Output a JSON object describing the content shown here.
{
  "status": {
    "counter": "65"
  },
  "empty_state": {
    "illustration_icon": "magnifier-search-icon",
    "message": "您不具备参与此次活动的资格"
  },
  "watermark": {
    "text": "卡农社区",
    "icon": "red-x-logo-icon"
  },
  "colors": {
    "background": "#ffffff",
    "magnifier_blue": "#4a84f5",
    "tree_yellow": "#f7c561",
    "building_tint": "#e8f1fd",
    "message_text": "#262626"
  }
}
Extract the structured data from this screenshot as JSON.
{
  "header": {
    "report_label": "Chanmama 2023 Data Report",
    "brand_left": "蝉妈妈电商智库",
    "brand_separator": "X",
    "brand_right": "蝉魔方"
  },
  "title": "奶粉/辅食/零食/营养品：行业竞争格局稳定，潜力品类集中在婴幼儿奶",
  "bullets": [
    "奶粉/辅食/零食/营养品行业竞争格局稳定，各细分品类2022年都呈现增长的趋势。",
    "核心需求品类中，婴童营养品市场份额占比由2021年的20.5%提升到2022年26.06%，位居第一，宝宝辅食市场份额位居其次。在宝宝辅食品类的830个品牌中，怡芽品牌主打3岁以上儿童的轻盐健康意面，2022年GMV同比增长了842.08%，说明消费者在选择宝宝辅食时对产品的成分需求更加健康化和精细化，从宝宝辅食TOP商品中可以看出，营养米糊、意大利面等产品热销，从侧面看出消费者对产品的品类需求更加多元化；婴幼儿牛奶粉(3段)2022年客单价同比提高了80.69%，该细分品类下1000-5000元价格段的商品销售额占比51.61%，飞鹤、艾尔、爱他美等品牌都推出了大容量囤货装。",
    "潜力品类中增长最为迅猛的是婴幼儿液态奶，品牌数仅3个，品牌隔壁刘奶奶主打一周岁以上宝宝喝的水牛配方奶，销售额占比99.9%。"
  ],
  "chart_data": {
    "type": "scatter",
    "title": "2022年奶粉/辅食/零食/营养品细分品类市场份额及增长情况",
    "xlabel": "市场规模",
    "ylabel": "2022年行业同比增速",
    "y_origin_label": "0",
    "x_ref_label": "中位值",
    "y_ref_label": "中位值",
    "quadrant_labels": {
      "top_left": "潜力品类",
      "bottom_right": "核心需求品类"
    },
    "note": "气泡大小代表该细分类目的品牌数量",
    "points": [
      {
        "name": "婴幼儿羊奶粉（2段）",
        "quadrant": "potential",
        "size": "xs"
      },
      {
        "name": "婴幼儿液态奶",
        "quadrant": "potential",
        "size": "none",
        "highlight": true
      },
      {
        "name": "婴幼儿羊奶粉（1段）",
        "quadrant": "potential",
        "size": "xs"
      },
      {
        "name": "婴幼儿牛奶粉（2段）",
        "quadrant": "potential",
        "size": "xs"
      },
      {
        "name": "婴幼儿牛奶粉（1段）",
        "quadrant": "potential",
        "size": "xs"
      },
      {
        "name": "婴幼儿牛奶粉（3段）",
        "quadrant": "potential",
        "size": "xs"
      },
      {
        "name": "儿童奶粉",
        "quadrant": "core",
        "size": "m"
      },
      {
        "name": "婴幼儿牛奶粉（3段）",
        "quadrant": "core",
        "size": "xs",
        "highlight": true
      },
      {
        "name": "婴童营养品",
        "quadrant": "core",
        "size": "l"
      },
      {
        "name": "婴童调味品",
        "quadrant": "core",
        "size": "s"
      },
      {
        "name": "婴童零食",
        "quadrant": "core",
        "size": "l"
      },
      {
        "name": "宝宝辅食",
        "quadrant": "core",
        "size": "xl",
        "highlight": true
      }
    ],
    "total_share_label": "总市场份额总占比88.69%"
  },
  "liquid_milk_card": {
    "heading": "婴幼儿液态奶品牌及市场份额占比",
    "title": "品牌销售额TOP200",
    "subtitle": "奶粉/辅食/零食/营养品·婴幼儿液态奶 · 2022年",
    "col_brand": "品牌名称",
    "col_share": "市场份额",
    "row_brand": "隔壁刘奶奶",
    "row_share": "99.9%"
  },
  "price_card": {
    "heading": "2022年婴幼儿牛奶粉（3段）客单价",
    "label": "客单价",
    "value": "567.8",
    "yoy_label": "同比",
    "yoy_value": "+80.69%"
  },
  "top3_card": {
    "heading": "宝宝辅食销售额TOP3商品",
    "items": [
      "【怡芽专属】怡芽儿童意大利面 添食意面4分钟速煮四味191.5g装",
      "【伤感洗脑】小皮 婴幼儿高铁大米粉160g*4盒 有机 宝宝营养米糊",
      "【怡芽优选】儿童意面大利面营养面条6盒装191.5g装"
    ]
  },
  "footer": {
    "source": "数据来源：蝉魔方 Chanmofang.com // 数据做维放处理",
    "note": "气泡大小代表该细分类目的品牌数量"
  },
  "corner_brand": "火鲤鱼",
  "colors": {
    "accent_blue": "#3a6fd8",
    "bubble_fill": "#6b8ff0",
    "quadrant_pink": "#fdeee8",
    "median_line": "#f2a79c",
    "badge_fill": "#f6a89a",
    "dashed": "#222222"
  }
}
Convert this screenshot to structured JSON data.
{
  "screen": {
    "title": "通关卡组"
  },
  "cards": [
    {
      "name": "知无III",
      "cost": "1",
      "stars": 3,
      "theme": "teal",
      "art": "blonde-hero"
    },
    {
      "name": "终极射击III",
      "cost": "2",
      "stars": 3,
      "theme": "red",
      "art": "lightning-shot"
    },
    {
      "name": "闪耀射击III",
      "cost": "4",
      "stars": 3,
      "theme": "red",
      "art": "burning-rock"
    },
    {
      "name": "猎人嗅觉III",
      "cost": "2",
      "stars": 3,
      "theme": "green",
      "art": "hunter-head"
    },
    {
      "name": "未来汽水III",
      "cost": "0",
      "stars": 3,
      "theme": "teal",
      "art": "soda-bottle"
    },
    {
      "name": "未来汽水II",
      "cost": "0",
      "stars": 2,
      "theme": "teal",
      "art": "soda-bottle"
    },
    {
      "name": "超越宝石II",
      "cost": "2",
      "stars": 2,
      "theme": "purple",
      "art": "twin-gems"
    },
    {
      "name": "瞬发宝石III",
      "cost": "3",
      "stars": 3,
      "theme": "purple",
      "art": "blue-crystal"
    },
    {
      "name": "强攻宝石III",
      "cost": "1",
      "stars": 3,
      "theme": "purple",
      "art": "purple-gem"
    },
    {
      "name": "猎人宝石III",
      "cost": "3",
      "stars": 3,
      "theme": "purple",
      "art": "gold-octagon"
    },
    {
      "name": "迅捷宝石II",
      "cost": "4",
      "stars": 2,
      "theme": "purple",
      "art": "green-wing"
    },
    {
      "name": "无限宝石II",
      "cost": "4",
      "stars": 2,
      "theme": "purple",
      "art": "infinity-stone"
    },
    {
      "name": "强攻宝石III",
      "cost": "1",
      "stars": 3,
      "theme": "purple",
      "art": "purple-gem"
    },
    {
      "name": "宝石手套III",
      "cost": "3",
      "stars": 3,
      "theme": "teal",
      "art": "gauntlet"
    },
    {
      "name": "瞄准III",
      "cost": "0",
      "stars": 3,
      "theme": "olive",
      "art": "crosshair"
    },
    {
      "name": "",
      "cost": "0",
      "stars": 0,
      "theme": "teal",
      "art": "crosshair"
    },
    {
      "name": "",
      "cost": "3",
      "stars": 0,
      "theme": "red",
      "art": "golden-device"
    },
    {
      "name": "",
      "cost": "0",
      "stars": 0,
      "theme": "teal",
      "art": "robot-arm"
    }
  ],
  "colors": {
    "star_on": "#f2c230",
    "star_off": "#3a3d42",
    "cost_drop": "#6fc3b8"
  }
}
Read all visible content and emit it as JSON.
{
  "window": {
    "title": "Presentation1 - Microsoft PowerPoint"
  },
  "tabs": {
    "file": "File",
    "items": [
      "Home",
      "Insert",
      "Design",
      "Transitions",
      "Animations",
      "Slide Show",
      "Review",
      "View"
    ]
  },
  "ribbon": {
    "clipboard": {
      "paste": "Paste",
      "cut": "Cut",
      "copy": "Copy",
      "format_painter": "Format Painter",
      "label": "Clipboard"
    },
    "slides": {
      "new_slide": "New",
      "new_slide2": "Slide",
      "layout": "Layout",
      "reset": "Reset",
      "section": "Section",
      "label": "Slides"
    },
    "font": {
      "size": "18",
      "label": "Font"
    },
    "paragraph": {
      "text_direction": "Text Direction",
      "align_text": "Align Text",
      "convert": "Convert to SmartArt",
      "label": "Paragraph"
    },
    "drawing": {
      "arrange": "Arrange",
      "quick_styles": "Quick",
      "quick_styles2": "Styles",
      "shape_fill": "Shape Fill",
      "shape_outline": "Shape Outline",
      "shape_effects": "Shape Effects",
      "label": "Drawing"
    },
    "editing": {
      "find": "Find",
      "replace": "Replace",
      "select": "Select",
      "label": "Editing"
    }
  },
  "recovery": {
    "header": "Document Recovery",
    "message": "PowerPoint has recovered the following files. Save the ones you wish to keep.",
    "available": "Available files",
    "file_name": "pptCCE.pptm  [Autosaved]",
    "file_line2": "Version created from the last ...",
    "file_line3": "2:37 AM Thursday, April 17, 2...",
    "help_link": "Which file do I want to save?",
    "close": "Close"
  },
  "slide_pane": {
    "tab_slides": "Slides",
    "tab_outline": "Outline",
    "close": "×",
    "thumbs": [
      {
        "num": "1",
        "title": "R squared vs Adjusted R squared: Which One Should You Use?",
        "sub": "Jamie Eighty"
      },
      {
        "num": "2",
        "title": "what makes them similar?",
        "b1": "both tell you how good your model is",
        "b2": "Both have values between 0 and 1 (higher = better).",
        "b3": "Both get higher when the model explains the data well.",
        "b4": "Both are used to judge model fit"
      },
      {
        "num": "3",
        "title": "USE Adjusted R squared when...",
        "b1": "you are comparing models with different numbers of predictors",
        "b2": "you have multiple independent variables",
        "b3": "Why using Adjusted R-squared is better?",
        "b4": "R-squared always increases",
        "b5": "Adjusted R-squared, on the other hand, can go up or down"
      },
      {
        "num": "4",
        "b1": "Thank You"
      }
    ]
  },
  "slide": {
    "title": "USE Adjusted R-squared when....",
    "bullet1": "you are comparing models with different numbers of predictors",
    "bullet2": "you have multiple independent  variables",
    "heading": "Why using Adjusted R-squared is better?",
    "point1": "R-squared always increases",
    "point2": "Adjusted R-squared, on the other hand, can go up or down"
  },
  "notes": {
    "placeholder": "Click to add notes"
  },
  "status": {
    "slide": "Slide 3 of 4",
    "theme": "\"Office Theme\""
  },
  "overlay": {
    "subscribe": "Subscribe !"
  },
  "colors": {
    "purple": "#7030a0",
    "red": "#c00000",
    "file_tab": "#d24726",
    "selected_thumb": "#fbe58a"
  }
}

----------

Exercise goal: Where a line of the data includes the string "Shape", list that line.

Task response:
      "shape_fill": "Shape Fill",
      "shape_outline": "Shape Outline",
      "shape_effects": "Shape Effects",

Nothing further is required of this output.